Cold Water Therapy

I love swimming in nature, especially the sea and I'll take a river or fresh water pond any day over a chlorinated pool. Along my own healing journey I fell in love with cold water swimming for the exhillerating rush of endorphins it gave me and the complete feeling of euphoria upon getting out, skin tingling with sensation.

The main reason I do it is because it makes me feel good, and, as many of you may know a healing journey is a long and mentally tough battle which can often be depressing and demoralising. Swimming outdoors in nature helped me to overcome that and to start to enjoy life again - and there’s a lot of science behind it as to why.


So, let’s get down to it - cold water immersion has the ability to boost our happiness.  A 2007 research study found that cold water can help treat depression symptoms and if used regularly can be more beneficial than medications. The reason for this is that cold water triggers the production of mood-boosting neurotransmitters, like dopamine, which make us feel happy and upbeat. Even if you’ve never done seriously cold water you must have at least once jumped into a pool or the ocean and been shocked by the cold? That feeling of exhilaration is ten times better with cold water immersion; if you thought exercise was good for producing endorphins, join me on one of our trips to Hampstead Ponds and feel the difference! And if you simply don’t think you can do it, see it as an exercise in improving mental toughness; challenging yourself to achieve a goal that you didn’t think you could reach. If you need a wetsuit then so be it, you can slowly transition to not needing one.

It also improves cardiovascular circulation which is one of the single most beneficial things you can do for your health. Imagine the cells inside your body housing the tiny mitochondria which convert nutrients and oxygen to ATP, (for ease let’s just say ATP = energy). Increased circulation means increased blood flow to our cells, which in turn means better energy, better heart health, increased ability to concentrate and better immune function, amongst a whole host of other things.

It improves lymphatic circulation too. The lymph system is a network of vessels that run throughout the body, helping take away waste, bacteria and microbes from your cells – helping the body to detoxify. The more sedentary a life we lead the less the lymphatic system functions optimally as it’s regulated by muscle contraction, hence sitting at your desk all day is not a good way to pass your time (my trick is to drink lots of water so that I have to get up to wee all the time!) Cold water, however, causes your lymph vessels to contract, forcing your lymphatic system to pump lymph fluids throughout your body, flushing the waste out of the area. The knock on effect from this is that the immune system’s white blood cells rise up to attack and destroy any unwanted substance contained within the lymph fluid - increased immunity.

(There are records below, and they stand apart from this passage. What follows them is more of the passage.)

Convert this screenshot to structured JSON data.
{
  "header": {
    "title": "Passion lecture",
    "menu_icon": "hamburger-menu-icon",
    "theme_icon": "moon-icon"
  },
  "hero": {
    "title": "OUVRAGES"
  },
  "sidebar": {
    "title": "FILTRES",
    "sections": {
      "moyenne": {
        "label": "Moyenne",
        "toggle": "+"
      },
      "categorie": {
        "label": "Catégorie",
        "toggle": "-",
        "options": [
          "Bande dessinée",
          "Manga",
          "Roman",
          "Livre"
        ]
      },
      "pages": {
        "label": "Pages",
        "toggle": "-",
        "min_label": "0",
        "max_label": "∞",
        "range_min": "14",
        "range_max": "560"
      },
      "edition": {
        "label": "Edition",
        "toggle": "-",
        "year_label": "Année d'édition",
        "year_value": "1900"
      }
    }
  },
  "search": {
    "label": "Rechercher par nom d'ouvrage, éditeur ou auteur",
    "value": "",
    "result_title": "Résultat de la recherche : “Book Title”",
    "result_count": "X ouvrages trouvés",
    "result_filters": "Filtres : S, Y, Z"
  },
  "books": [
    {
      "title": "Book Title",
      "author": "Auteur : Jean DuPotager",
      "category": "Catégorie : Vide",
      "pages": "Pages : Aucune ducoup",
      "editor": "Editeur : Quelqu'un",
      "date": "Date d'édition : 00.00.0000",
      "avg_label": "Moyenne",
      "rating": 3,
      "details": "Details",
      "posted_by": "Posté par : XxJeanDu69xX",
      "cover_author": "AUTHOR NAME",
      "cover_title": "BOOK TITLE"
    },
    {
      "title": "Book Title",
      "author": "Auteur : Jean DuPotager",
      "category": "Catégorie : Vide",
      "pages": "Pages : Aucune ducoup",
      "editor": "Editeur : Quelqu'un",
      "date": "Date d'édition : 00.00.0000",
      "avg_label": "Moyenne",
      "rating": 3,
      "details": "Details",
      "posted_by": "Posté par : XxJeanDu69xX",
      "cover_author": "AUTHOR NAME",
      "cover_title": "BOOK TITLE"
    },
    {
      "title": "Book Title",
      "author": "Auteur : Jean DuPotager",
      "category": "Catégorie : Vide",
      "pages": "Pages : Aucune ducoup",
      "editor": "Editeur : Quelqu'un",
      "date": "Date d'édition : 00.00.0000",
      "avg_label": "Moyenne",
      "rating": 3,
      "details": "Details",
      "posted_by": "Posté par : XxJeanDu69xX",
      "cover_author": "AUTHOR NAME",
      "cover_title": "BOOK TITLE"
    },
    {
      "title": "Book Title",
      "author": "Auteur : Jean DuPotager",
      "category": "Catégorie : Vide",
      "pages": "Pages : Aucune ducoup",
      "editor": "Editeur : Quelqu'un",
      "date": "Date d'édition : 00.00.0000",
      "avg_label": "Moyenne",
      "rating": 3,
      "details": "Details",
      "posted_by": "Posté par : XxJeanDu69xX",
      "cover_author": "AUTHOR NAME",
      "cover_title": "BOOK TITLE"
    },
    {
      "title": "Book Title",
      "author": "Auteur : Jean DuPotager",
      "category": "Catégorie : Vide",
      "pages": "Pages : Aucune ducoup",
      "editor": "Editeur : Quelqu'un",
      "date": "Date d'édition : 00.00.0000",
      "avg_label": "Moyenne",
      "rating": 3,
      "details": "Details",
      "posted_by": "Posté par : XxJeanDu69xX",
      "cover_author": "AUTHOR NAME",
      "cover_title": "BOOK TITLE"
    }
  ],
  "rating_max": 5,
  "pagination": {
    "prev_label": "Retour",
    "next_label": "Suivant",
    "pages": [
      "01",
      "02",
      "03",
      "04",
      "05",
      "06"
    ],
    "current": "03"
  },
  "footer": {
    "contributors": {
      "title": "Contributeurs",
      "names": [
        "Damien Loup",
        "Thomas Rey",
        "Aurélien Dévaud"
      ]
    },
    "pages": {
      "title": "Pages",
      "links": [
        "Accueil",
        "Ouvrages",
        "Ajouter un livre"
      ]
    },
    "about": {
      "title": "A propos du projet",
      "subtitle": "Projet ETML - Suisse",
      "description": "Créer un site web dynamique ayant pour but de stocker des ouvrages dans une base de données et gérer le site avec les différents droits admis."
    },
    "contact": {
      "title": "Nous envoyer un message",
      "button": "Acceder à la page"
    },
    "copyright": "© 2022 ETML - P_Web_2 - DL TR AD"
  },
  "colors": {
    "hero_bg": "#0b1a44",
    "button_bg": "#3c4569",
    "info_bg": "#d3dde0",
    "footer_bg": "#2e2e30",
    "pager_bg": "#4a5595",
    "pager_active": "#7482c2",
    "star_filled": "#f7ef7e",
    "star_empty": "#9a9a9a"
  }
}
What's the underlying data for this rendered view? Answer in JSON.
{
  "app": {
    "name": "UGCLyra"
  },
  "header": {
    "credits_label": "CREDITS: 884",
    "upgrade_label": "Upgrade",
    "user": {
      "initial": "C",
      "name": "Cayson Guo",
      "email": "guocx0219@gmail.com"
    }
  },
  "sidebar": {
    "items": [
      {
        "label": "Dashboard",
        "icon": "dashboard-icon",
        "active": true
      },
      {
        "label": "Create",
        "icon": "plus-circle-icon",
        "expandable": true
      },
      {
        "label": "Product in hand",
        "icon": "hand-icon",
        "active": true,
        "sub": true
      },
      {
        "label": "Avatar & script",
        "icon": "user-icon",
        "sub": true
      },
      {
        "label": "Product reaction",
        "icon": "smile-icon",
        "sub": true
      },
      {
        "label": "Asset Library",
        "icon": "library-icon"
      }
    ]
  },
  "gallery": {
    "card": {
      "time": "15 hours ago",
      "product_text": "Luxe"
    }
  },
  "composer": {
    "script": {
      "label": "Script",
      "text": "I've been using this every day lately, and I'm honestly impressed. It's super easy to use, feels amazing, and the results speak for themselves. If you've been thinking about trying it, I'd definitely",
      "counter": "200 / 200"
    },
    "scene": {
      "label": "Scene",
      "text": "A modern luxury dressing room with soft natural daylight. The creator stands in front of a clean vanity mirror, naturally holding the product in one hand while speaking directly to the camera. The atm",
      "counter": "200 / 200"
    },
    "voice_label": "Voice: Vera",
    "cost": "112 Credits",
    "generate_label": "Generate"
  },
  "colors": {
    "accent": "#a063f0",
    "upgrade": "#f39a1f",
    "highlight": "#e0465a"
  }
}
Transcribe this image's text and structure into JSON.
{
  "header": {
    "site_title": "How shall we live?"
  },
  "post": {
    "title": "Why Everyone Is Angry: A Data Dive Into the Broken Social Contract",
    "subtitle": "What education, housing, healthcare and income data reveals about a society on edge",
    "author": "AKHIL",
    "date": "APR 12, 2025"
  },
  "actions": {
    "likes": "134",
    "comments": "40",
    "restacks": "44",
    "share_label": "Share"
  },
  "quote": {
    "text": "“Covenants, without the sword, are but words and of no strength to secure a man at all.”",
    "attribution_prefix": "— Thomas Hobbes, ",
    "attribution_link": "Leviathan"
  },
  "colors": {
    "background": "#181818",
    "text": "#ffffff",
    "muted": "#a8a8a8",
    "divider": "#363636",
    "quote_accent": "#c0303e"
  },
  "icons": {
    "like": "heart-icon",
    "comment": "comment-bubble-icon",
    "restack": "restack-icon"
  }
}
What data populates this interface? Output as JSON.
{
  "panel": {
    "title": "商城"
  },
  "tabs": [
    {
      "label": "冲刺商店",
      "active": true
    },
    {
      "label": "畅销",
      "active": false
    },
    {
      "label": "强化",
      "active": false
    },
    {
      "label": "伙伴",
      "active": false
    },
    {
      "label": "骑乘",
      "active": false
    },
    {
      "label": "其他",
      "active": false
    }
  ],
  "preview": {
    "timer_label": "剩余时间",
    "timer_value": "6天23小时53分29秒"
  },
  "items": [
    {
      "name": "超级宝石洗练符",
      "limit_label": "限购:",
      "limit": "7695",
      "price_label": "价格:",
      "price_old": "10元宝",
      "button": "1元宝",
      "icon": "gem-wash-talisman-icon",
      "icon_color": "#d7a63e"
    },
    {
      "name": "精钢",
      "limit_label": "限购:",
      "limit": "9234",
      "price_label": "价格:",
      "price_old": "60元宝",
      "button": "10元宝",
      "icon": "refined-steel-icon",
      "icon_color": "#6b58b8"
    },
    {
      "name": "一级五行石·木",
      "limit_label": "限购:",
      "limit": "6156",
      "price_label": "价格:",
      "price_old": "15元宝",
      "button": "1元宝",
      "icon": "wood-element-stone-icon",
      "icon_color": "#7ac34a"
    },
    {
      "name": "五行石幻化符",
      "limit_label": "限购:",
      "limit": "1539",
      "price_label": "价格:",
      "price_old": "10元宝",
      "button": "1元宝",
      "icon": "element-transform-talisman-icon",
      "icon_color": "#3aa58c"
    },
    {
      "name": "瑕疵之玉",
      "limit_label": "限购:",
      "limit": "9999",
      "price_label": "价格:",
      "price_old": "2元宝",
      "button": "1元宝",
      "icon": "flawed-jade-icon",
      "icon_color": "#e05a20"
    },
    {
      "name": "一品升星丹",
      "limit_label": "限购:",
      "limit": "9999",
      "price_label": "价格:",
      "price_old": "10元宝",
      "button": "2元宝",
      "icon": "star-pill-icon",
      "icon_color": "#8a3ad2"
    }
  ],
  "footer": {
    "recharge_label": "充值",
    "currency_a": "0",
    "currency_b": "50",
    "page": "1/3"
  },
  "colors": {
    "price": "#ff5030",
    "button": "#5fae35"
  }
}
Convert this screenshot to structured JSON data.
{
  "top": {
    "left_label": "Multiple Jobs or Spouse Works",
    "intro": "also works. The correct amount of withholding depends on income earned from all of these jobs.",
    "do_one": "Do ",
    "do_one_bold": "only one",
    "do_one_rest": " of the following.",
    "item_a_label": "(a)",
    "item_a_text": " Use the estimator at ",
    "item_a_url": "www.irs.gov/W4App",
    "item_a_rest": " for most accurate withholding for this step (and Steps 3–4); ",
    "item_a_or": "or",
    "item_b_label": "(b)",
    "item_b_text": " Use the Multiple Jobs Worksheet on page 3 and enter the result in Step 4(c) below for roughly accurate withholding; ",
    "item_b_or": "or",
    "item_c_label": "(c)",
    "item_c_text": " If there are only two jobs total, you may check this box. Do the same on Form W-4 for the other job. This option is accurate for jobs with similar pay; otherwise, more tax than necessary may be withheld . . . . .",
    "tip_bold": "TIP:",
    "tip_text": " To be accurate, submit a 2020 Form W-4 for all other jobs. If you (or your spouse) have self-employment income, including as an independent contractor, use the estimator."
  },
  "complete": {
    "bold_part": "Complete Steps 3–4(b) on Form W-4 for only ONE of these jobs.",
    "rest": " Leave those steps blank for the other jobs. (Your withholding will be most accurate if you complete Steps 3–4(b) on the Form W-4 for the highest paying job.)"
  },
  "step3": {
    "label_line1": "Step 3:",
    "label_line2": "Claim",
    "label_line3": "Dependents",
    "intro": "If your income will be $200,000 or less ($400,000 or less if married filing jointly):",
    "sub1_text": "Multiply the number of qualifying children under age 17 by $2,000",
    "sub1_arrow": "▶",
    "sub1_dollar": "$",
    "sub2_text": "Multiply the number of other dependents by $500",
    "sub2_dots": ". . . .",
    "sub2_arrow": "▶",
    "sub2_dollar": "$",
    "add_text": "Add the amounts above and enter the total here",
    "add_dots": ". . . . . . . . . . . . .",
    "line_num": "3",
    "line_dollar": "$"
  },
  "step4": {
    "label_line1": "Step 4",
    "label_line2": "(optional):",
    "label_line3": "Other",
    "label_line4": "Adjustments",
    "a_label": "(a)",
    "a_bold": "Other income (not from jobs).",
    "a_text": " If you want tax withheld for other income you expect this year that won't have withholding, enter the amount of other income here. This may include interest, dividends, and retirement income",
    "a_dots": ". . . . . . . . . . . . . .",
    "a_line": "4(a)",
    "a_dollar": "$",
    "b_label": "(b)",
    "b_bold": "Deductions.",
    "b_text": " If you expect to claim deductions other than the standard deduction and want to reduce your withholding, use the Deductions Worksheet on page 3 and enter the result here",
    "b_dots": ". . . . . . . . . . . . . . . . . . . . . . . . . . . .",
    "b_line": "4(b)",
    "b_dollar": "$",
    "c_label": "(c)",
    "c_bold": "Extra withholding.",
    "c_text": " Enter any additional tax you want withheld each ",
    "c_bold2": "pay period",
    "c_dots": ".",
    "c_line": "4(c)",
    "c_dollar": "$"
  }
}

If this isn't enough to convince you I chatted to my friend Ryan carter, health and wellness coach, on his personal experience with Cold Water Therapy: 


Why do you go out of your way to get cold?

I don’t particularly go out of my way to get cold, it’s just one of my day to day habits: whether this be not turning on the heating, removing a layer of clothing or by wearing sandals. I’ve got a bath and a shower so if I want to I can use those, or pop to Hampstead Ponds or the serpentine for a swim.

How do you incorporate cold water therapy into your everyday life?

Sometimes on my days off I go to a sauna and then do some cold water therapy afterwards. I don't do cold water therapy after training as it blunts the addaptive response.If I lived by the sea I’d be in the sea a LOT. Or just save yourself some money and turn the heating off!

Can you give us city dwellers that work long hours and stressful jobs any easy tips to start introducing some element of cold water therapy into our lives?

Just start small, don’t do anything crazy. Use your wash basin with cold ice water and dunk your head in for a few minutes, or incorporate it into your shower at the end, start with 30 seconds and build up from there.

What can you say to those people out there to whom the concept of diving into some frigid water is just unthinkably awful to cajole them into giving it a go?

It’s a matter of the way you think. You’ve got to embrace the uncomfortable. If you think about the best life experiences you’ve had they’ve probably come from a place or uncertainty or fear; you’ve got to break through some mental barriers and the euphoria you get from it is so worth it. It’s amazing.


So, who wants to come swimming?!

Find Ryan @livevitae on Instagram and via his website

Grace Bayley